§ **EXERCISE OBJECTIVE**
From the first line to the last, write out the data below exactly.

§ **EXTRACTED RECORDS**
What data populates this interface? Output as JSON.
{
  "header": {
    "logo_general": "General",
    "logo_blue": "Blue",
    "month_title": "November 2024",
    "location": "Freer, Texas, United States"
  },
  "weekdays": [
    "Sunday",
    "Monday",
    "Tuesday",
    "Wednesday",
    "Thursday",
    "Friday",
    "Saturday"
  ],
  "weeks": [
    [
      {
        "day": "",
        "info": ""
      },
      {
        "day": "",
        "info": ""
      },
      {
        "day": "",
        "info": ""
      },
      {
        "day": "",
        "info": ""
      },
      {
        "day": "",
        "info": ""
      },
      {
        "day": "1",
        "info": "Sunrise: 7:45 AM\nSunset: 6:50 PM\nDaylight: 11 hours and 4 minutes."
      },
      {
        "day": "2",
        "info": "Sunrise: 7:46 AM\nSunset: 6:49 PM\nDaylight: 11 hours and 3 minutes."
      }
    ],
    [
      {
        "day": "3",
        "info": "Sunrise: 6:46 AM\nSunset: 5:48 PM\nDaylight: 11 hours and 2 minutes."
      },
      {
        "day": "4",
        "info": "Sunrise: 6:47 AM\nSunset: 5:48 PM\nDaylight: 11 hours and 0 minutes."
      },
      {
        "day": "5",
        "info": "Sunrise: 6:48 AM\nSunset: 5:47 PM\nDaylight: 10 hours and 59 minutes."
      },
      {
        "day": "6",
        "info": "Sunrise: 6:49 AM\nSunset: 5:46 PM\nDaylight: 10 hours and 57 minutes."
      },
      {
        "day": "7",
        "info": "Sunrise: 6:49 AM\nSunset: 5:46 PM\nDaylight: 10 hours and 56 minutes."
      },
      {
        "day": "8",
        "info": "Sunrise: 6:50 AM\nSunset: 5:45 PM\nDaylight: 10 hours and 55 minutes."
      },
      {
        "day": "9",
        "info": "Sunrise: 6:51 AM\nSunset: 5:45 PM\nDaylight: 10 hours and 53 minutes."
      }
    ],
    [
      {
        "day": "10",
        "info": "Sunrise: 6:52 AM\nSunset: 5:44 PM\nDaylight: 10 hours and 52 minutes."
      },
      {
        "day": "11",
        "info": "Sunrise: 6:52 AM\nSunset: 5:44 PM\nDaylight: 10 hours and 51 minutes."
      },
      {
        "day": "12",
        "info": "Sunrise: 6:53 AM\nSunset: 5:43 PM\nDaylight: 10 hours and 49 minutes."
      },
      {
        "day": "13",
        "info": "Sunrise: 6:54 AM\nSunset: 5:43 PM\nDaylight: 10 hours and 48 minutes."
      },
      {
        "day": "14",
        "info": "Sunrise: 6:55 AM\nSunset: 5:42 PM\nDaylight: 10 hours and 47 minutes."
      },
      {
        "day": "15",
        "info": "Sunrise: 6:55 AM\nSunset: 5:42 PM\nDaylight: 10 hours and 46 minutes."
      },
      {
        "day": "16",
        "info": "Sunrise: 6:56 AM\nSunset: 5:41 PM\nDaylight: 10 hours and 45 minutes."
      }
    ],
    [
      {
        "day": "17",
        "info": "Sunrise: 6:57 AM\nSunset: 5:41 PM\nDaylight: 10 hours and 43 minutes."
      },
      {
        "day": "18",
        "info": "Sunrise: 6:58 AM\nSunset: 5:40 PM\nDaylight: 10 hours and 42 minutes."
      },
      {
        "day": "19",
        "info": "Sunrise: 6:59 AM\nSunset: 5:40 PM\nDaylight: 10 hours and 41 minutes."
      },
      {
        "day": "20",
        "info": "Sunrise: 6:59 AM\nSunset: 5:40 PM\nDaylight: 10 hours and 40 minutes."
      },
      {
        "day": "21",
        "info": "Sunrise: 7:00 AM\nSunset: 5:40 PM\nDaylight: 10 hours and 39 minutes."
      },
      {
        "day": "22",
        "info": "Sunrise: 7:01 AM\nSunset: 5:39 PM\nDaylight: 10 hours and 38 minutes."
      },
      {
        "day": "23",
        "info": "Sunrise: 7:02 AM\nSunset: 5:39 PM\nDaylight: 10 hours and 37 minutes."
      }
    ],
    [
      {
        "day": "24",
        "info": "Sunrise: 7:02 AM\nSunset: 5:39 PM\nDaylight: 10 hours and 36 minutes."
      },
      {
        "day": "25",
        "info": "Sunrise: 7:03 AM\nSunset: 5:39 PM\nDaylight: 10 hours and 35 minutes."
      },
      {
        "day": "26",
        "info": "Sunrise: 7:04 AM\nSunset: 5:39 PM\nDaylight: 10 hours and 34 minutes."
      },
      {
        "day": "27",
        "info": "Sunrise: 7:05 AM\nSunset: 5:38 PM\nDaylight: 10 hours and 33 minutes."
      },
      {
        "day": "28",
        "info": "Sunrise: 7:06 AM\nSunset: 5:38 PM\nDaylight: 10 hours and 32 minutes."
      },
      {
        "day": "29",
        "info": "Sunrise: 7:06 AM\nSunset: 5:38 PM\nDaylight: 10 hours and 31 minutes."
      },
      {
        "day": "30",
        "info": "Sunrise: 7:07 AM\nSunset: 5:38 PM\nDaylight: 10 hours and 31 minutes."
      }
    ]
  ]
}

§ **OUTPUT OF THE TASK**
What data populates this interface? Output as JSON.
{
  "header": {
    "logo_general": "General",
    "logo_blue": "Blue",
    "month_title": "November 2024",
    "location": "Freer, Texas, United States"
  },
  "weekdays": [
    "Sunday",
    "Monday",
    "Tuesday",
    "Wednesday",
    "Thursday",
    "Friday",
    "Saturday"
  ],
  "weeks": [
    [
      {
        "day": "",
        "info": ""
      },
      {
        "day": "",
        "info": ""
      },
      {
        "day": "",
        "info": ""
      },
      {
        "day": "",
        "info": ""
      },
      {
        "day": "",
        "info": ""
      },
      {
        "day": "1",
        "info": "Sunrise: 7:45 AM\nSunset: 6:50 PM\nDaylight: 11 hours and 4 minutes."
      },
      {
        "day": "2",
        "info": "Sunrise: 7:46 AM\nSunset: 6:49 PM\nDaylight: 11 hours and 3 minutes."
      }
    ],
    [
      {
        "day": "3",
        "info": "Sunrise: 6:46 AM\nSunset: 5:48 PM\nDaylight: 11 hours and 2 minutes."
      },
      {
        "day": "4",
        "info": "Sunrise: 6:47 AM\nSunset: 5:48 PM\nDaylight: 11 hours and 0 minutes."
      },
      {
        "day": "5",
        "info": "Sunrise: 6:48 AM\nSunset: 5:47 PM\nDaylight: 10 hours and 59 minutes."
      },
      {
        "day": "6",
        "info": "Sunrise: 6:49 AM\nSunset: 5:46 PM\nDaylight: 10 hours and 57 minutes."
      },
      {
        "day": "7",
        "info": "Sunrise: 6:49 AM\nSunset: 5:46 PM\nDaylight: 10 hours and 56 minutes."
      },
      {
        "day": "8",
        "info": "Sunrise: 6:50 AM\nSunset: 5:45 PM\nDaylight: 10 hours and 55 minutes."
      },
      {
        "day": "9",
        "info": "Sunrise: 6:51 AM\nSunset: 5:45 PM\nDaylight: 10 hours and 53 minutes."
      }
    ],
    [
      {
        "day": "10",
        "info": "Sunrise: 6:52 AM\nSunset: 5:44 PM\nDaylight: 10 hours and 52 minutes."
      },
      {
        "day": "11",
        "info": "Sunrise: 6:52 AM\nSunset: 5:44 PM\nDaylight: 10 hours and 51 minutes."
      },
      {
        "day": "12",
        "info": "Sunrise: 6:53 AM\nSunset: 5:43 PM\nDaylight: 10 hours and 49 minutes."
      },
      {
        "day": "13",
        "info": "Sunrise: 6:54 AM\nSunset: 5:43 PM\nDaylight: 10 hours and 48 minutes."
      },
      {
        "day": "14",
        "info": "Sunrise: 6:55 AM\nSunset: 5:42 PM\nDaylight: 10 hours and 47 minutes."
      },
      {
        "day": "15",
        "info": "Sunrise: 6:55 AM\nSunset: 5:42 PM\nDaylight: 10 hours and 46 minutes."
      },
      {
        "day": "16",
        "info": "Sunrise: 6:56 AM\nSunset: 5:41 PM\nDaylight: 10 hours and 45 minutes."
      }
    ],
    [
      {
        "day": "17",
        "info": "Sunrise: 6:57 AM\nSunset: 5:41 PM\nDaylight: 10 hours and 43 minutes."
      },
      {
        "day": "18",
        "info": "Sunrise: 6:58 AM\nSunset: 5:40 PM\nDaylight: 10 hours and 42 minutes."
      },
      {
        "day": "19",
        "info": "Sunrise: 6:59 AM\nSunset: 5:40 PM\nDaylight: 10 hours and 41 minutes."
      },
      {
        "day": "20",
        "info": "Sunrise: 6:59 AM\nSunset: 5:40 PM\nDaylight: 10 hours and 40 minutes."
      },
      {
        "day": "21",
        "info": "Sunrise: 7:00 AM\nSunset: 5:40 PM\nDaylight: 10 hours and 39 minutes."
      },
      {
        "day": "22",
        "info": "Sunrise: 7:01 AM\nSunset: 5:39 PM\nDaylight: 10 hours and 38 minutes."
      },
      {
        "day": "23",
        "info": "Sunrise: 7:02 AM\nSunset: 5:39 PM\nDaylight: 10 hours and 37 minutes."
      }
    ],
    [
      {
        "day": "24",
        "info": "Sunrise: 7:02 AM\nSunset: 5:39 PM\nDaylight: 10 hours and 36 minutes."
      },
      {
        "day": "25",
        "info": "Sunrise: 7:03 AM\nSunset: 5:39 PM\nDaylight: 10 hours and 35 minutes."
      },
      {
        "day": "26",
        "info": "Sunrise: 7:04 AM\nSunset: 5:39 PM\nDaylight: 10 hours and 34 minutes."
      },
      {
        "day": "27",
        "info": "Sunrise: 7:05 AM\nSunset: 5:38 PM\nDaylight: 10 hours and 33 minutes."
      },
      {
        "day": "28",
        "info": "Sunrise: 7:06 AM\nSunset: 5:38 PM\nDaylight: 10 hours and 32 minutes."
      },
      {
        "day": "29",
        "info": "Sunrise: 7:06 AM\nSunset: 5:38 PM\nDaylight: 10 hours and 31 minutes."
      },
      {
        "day": "30",
        "info": "Sunrise: 7:07 AM\nSunset: 5:38 PM\nDaylight: 10 hours and 31 minutes."
      }
    ]
  ]
}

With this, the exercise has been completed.